----- Working data -----
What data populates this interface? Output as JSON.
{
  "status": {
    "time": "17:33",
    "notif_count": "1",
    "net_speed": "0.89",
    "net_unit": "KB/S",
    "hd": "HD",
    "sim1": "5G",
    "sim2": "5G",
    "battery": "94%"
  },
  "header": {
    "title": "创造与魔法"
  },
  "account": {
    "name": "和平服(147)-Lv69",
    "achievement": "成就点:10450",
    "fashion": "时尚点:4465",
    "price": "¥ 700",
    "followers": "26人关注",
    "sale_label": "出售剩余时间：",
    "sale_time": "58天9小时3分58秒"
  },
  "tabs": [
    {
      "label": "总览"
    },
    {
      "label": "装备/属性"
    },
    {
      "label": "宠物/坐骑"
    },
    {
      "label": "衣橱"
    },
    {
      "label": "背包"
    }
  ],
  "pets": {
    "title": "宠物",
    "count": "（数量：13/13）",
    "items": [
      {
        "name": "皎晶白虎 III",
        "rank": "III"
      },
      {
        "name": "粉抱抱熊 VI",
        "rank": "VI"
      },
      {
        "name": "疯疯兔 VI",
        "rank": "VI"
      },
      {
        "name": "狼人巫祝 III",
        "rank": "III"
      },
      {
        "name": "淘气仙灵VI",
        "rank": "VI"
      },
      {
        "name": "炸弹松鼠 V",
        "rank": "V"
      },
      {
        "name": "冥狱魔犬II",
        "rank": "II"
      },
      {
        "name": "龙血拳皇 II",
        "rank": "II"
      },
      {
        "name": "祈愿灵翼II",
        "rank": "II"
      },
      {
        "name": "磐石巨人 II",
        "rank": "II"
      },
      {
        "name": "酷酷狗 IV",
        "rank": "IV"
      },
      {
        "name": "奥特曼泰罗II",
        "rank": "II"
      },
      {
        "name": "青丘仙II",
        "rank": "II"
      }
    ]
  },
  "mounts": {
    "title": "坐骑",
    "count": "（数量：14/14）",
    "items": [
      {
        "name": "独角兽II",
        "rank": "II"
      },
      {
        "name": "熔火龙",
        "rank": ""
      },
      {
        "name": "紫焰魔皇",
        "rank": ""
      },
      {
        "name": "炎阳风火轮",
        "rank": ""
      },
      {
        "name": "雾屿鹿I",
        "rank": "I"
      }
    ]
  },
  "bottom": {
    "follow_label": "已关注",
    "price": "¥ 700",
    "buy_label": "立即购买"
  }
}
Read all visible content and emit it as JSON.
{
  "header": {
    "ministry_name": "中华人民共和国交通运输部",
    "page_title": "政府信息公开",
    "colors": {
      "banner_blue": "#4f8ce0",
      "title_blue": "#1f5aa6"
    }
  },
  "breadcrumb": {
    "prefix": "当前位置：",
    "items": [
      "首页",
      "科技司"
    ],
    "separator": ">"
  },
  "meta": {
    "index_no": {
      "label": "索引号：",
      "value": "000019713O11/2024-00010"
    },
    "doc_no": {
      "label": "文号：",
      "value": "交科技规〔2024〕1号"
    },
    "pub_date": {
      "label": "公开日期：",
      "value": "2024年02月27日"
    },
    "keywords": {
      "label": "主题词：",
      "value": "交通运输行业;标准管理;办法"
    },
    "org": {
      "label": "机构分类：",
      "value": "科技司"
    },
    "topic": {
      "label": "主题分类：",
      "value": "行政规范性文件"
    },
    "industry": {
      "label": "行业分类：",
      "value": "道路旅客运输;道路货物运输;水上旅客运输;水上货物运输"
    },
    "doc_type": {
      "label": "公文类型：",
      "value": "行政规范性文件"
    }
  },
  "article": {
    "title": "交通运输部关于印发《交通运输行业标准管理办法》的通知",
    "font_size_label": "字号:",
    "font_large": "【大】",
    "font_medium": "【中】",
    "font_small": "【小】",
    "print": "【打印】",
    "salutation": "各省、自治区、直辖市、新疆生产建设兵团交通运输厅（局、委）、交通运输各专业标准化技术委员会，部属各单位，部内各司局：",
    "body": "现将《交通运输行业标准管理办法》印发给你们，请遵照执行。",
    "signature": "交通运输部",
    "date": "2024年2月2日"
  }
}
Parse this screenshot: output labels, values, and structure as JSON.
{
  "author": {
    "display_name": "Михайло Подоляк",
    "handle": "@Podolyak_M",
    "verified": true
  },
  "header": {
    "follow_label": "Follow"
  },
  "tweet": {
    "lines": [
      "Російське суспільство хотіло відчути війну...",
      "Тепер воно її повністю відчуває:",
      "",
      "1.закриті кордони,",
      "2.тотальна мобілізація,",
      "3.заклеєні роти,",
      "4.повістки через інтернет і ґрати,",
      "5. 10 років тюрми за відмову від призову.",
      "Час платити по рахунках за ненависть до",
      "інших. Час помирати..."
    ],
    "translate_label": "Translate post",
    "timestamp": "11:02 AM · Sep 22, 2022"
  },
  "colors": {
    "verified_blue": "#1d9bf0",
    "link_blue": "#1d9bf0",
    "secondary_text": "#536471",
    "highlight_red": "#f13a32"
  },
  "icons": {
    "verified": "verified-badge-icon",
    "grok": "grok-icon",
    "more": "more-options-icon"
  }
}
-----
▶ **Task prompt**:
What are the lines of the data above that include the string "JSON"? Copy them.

▶ **Task output**:
What data populates this interface? Output as JSON.
Read all visible content and emit it as JSON.
Parse this screenshot: output labels, values, and structure as JSON.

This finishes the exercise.